Q: What is the difference between marital and nonmarital property? What is the impact on a divorce?
A: In Minnesota, all property acquired by either spouse during the marriage is
presumed to be marital, regardless of whether the property is titled in one spouse’s name alone or with a third person as a co-owner. If property is marital, then it is subject to equitable (not equal) division upon divorce. Nonmarital property is property acquired by either spouse before the marriage, through an inheritance by a third party to one spouse and not the other, by gift from a third party to one spouse but not the other, or the property is excluded by a valid antenuptial or prenuptial agreement. (See Q&A Blog #3 for a discussion of antenuptial/prenuptial agreements). Nonmarital property is not subject to equitable division upon divorce. (Exception: nonmarital property can be divided when one spouse would experience an unfair hardship if the nonmarital property is not divided.) The presumption that property is marital is overcome by a showing that the property is nonmarital.

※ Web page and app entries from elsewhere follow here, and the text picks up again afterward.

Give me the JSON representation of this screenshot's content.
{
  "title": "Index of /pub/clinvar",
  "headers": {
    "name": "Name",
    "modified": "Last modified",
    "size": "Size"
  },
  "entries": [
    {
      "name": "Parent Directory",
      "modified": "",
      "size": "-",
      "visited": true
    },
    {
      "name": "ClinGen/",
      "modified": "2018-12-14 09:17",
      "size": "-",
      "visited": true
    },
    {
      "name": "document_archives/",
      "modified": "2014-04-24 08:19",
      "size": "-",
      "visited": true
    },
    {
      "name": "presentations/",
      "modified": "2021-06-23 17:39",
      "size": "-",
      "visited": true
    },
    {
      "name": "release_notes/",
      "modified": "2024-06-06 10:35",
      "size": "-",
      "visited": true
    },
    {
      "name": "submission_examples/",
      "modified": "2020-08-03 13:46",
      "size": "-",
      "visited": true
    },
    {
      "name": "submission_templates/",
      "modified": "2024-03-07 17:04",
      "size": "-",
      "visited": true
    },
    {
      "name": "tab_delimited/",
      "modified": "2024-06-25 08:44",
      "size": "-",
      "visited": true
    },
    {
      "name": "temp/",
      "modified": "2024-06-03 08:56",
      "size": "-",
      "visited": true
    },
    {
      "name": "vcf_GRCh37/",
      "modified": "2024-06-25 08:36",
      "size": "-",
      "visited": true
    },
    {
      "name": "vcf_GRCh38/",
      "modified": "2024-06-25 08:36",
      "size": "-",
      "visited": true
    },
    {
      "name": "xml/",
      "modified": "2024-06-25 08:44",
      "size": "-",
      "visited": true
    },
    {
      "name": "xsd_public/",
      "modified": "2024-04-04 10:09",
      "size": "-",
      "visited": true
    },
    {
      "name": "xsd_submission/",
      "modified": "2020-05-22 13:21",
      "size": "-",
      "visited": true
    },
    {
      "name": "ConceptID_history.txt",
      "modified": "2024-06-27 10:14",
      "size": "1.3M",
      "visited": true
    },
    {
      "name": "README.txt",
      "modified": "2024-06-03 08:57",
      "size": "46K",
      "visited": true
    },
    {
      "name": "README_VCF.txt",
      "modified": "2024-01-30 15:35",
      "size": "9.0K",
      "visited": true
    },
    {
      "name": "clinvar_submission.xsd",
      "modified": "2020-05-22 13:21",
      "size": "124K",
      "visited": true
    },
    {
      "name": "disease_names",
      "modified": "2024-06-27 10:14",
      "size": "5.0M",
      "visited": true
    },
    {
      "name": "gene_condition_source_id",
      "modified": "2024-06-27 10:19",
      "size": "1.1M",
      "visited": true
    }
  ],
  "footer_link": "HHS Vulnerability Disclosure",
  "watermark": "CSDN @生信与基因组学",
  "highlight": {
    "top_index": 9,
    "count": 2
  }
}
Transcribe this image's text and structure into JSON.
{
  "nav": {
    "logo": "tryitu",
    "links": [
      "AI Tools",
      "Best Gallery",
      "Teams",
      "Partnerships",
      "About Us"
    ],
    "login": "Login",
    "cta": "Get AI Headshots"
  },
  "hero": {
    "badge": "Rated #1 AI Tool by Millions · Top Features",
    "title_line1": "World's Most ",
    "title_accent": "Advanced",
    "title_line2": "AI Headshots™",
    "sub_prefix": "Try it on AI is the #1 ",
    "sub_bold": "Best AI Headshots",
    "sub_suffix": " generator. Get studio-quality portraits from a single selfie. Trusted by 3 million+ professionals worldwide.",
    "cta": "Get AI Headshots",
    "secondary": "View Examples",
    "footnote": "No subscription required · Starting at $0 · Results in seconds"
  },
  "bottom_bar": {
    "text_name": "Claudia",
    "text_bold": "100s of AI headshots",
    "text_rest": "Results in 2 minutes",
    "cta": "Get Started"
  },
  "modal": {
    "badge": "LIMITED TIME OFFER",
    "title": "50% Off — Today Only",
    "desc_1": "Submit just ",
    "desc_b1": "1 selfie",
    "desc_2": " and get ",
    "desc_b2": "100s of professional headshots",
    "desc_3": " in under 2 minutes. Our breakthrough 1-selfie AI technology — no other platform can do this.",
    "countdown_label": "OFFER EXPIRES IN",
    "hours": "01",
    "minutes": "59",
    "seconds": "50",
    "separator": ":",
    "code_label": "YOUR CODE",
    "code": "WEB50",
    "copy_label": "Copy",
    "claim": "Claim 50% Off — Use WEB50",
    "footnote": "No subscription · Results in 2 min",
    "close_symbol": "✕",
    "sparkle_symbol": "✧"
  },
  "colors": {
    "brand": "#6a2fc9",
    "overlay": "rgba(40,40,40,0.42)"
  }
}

In other words, the spouse arguing that property is nonmarital has the burden of proving it is nonmarital.
Letty M-S Van Ert is an associate attorney at Tuft & Lach, PLLC located in Maplewood, MN. In addition to representing clients in the areas of estate planning, probate, divorce, custody, parenting time, child support and other family law matters, she is also a Rule 114 Qualified Neutral (mediator) serving clients in Ramsey County, Washington County, Hennepin County, St. Paul, Minneapolis, and surrounding areas.